My best musical moments of 2012 was a long awaited one which took place on November 5th, Guy Fawkes Night, in the further darkest regions of North London. While the fireworks outside created a spectacle of noise and light over the skyline of London another racket of sound pollution was taking place inside the walls of Alexander Palace. Unknowingly at the time this night was about to become not only one of the best gigs of 2012 but possibly of my life. Two of my favourite artists The Kills and Jack White would be together under one roof on the same day and they would be making one of my favourite things. Music! Over the course of the past 5 years I have seen Jack White perform with every band incarnation that he has conjured up from the White Stripes to The Raconteurs, so many times in fact I have begun to loose count. This year however due to a few missed opportunities and dodgy ticket handlings my plans to see his solo shows had been foiled. When the news was announced that he would be heading two nights in this legendary London venue my disappointment soon turned to elevation and an earnest pursuit to get my hands on tickets began. After waiting what seemed like a lifetime to see one of my all time heroes again and the added bonus of having the Kill support, my levels of excitement and anticipation where rocketing sky high.
The evening started off good, having just entered into the weekend spirit of things and still buzzing from a seeing Beach House the previous night I was fully revved up for some more gig action. Taking to the stage first to warm up the crowd was the primitive garage rock duo The Kills. Fronted by the sultry queen Alison Mosshart and guitarist Jamie Hince they performed an energetic and passionate set. Dark and vicarious, exhilarant and gripping, they seduced the crowd into a wild frenzy of commotion. I was most impressed by the four military precision-synchronised drummers who thumped out some powerful drum beats in the background. Alison Mosshart is the super star of the band and she knows how to charm a crowd with her dusky voice. Despite her onstage swagger being more stagger she still managed to mould the audience like putty as Jamie Hince rocked out beside her.

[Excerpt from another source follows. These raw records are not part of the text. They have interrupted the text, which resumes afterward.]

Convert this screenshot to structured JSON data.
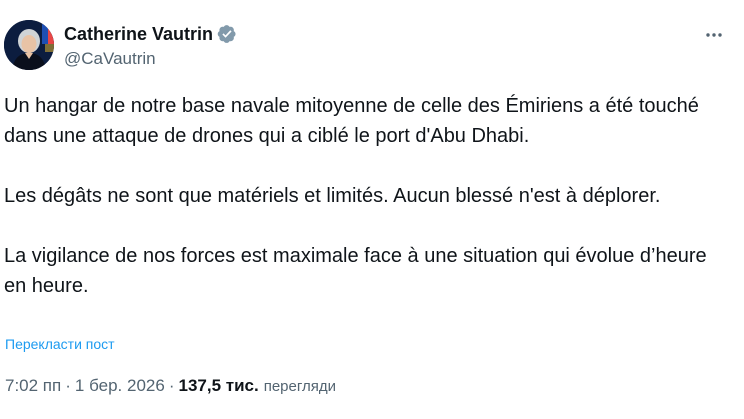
{
  "author": {
    "display_name": "Catherine Vautrin",
    "handle": "@CaVautrin",
    "verified": true,
    "avatar_icon": "profile-photo"
  },
  "post": {
    "paragraphs": [
      "Un hangar de notre base navale mitoyenne de celle des Émiriens a été touché dans une attaque de drones qui a ciblé le port d'Abu Dhabi.",
      "Les dégâts ne sont que matériels et limités. Aucun blessé n'est à déplorer.",
      "La vigilance de nos forces est maximale face à une situation qui évolue d’heure en heure."
    ],
    "translate_label": "Перекласти пост"
  },
  "meta": {
    "time": "7:02 пп",
    "separator": "·",
    "date": "1 бер. 2026",
    "views_count": "137,5 тис.",
    "views_label": "перегляди"
  },
  "icons": {
    "verified": "verified-badge-icon",
    "more": "more-horizontal-icon"
  },
  "colors": {
    "text_primary": "#0f1419",
    "text_secondary": "#536471",
    "link": "#1d9bf0",
    "verified_badge": "#829aab"
  }
}
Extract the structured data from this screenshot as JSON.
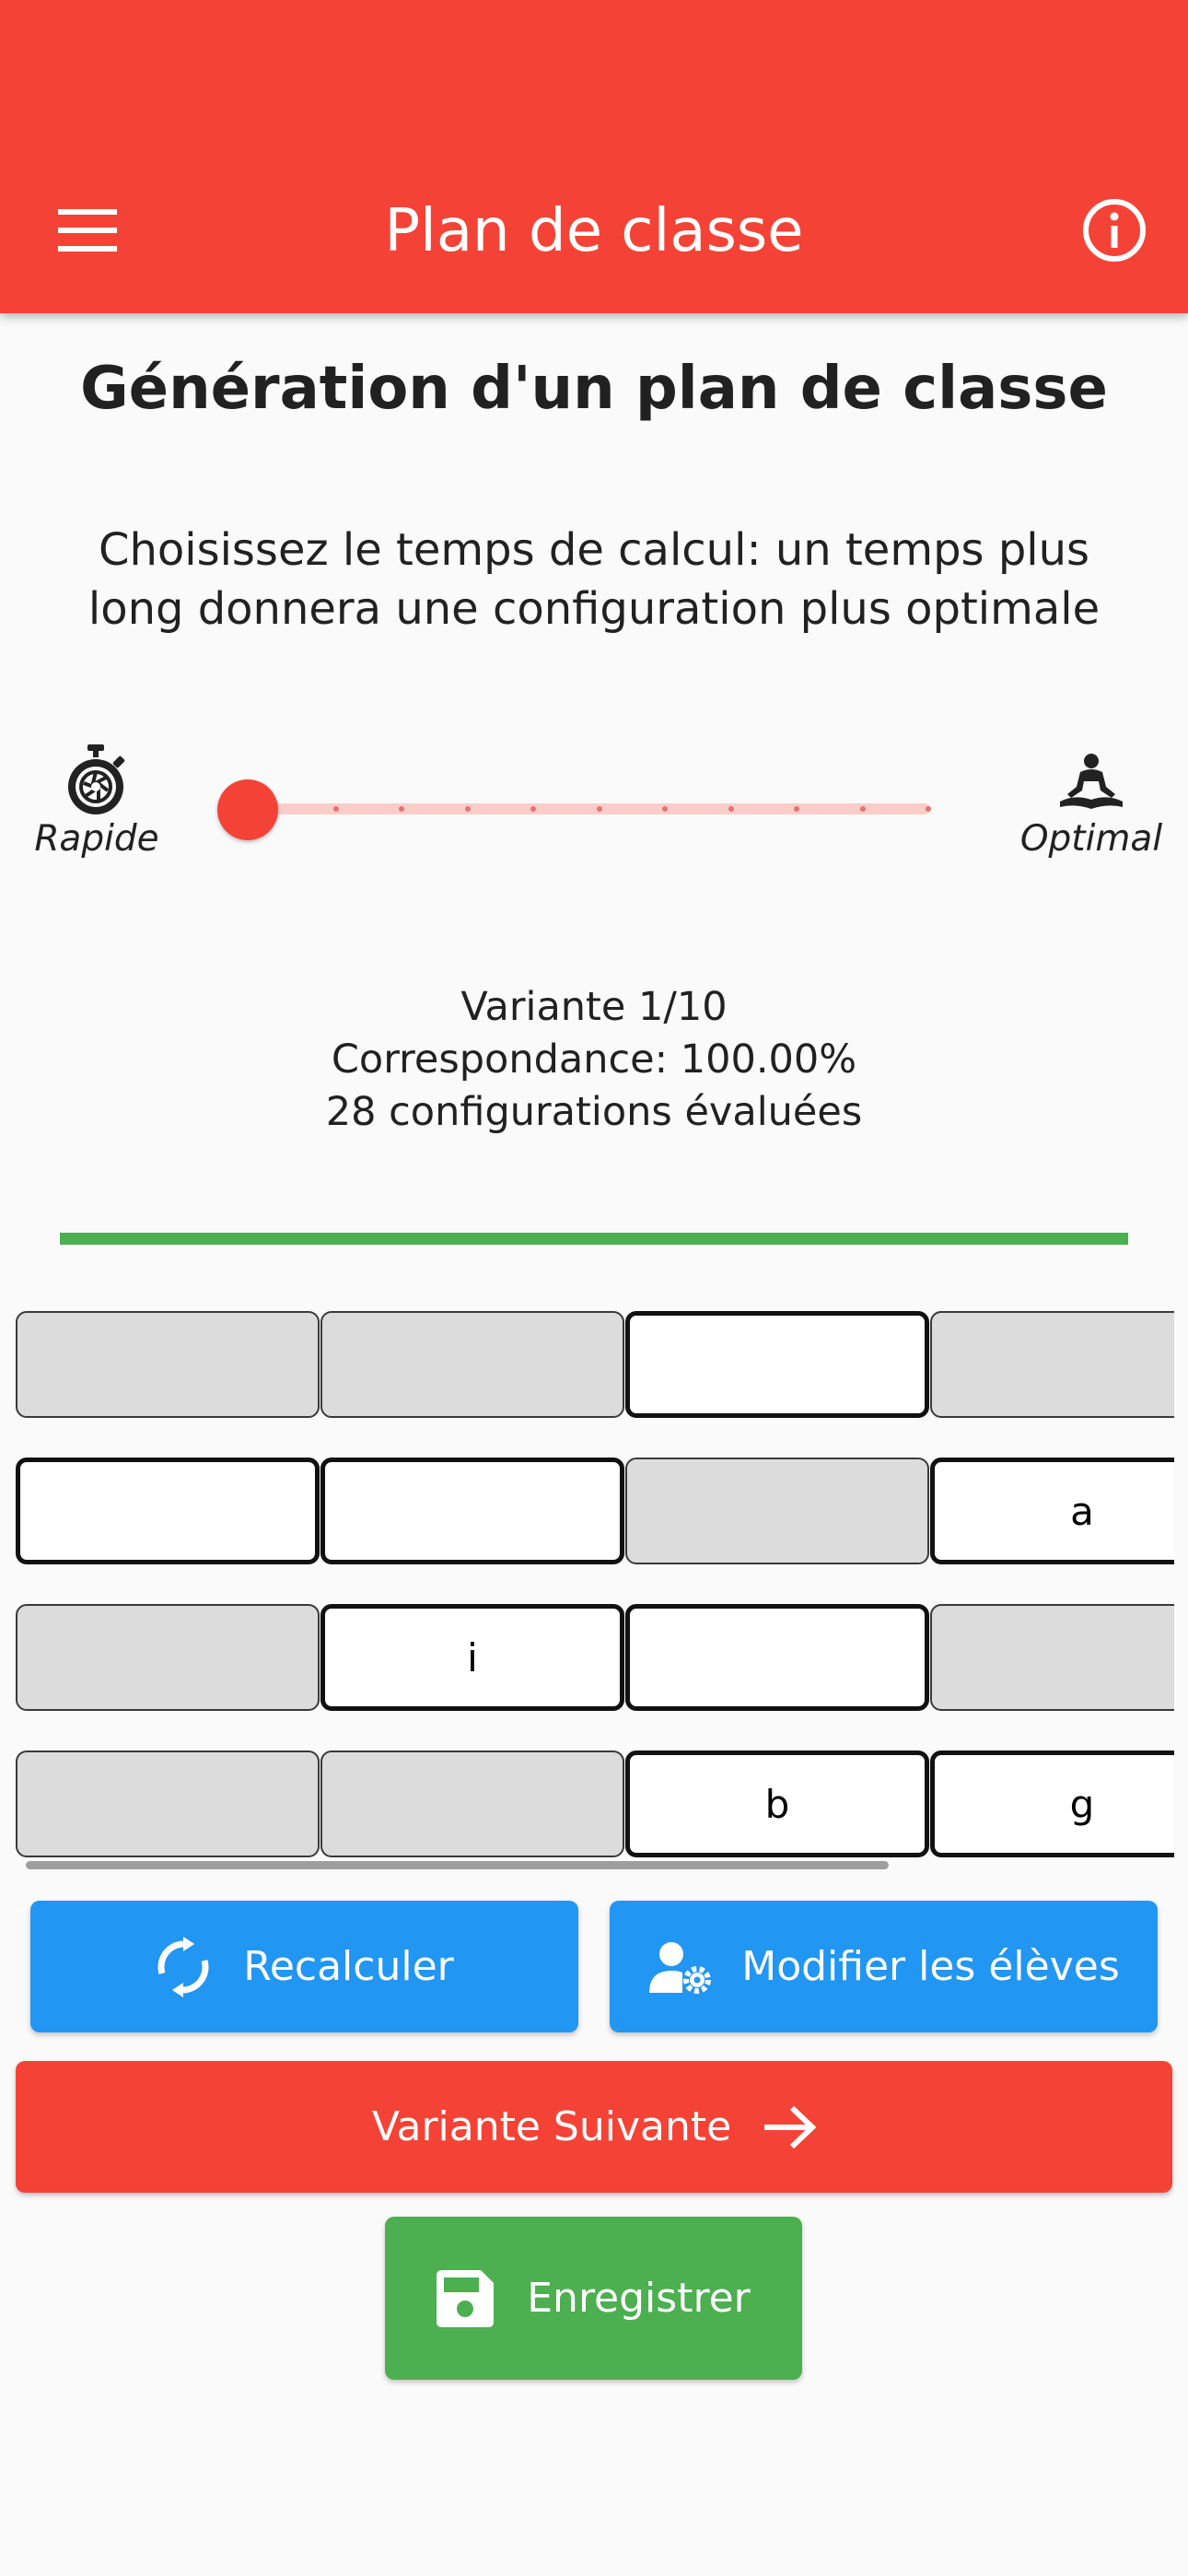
{
  "appbar": {
    "title": "Plan de classe",
    "menu_icon": "menu-icon",
    "info_icon": "info-icon",
    "color": "#f44336"
  },
  "heading": "Génération d'un plan de classe",
  "subtitle_line1": "Choisissez le temps de calcul: un temps plus",
  "subtitle_line2": "long donnera une configuration plus optimale",
  "slider": {
    "left_label": "Rapide",
    "right_label": "Optimal",
    "left_icon": "stopwatch-icon",
    "right_icon": "meditation-icon",
    "divisions": 11,
    "value_index": 0
  },
  "stats": {
    "variant": "Variante 1/10",
    "match": "Correspondance: 100.00%",
    "evaluated": "28 configurations évaluées"
  },
  "progress": {
    "value": 1.0,
    "color": "#4caf50"
  },
  "seating": {
    "rows": [
      [
        {
          "label": "",
          "filled": false
        },
        {
          "label": "",
          "filled": false
        },
        {
          "label": "",
          "filled": true
        },
        {
          "label": "",
          "filled": false
        }
      ],
      [
        {
          "label": "",
          "filled": true
        },
        {
          "label": "",
          "filled": true
        },
        {
          "label": "",
          "filled": false
        },
        {
          "label": "a",
          "filled": true
        }
      ],
      [
        {
          "label": "",
          "filled": false
        },
        {
          "label": "i",
          "filled": true
        },
        {
          "label": "",
          "filled": true
        },
        {
          "label": "",
          "filled": false
        }
      ],
      [
        {
          "label": "",
          "filled": false
        },
        {
          "label": "",
          "filled": false
        },
        {
          "label": "b",
          "filled": true
        },
        {
          "label": "g",
          "filled": true
        }
      ]
    ]
  },
  "buttons": {
    "recalculate": "Recalculer",
    "edit_students": "Modifier les élèves",
    "next_variant": "Variante Suivante",
    "save": "Enregistrer"
  }
}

The played for a good hour but the best part of night was yet to come. As the stage was set up by Jack’s dapper roadies and as the lights began to lower the crowds inside the great grandeur of Alexandra Palace began to swell. For his solo tour Jack has bought with him two bands one all male the other all female each playing a different night. Tonight was the turn of the all girl band who held there own against Jack’s monstrous swells of garage rock.
Anyone that’s been lucky to see Jack White perform will know how much he ignites the crowd with his fervent aggressive attitude in his performance. I have never seen anyone command a guitar like he does and tonight he was in full control. With a vast back catalogue of songs to pick from the former White Stripes front man bustled his way trough a mixture of his most recent album Blunderbuss, White Stripes, Raconteurs and Dead Weather tunes but it was his performance of White Stripes songs that got the crowd in a frenzy including “Dead Leaves and The Dirty Ground”, “Hotel Yobra”, “Hello Operator” and The White Stripes’ most crowd pleasing and chaos starter song “Seven Nation Army”.
The only downside of the evening, apart from the epic trip I needed to make from my flat in south west London to the venue on the other side of the city was the missed opportunity Alision Mosshart and Jack White didn’t take to perform together. If not maybe for a small duet then a performance of a Dead Weather song or two. My complaints go as far as that and the night will go down as an epic moment for me. Everything was perfect about that gig and it exceeded my expectation. Jack White is an extraordinary front man, performer and musical genius but above all a true rock and roll icon.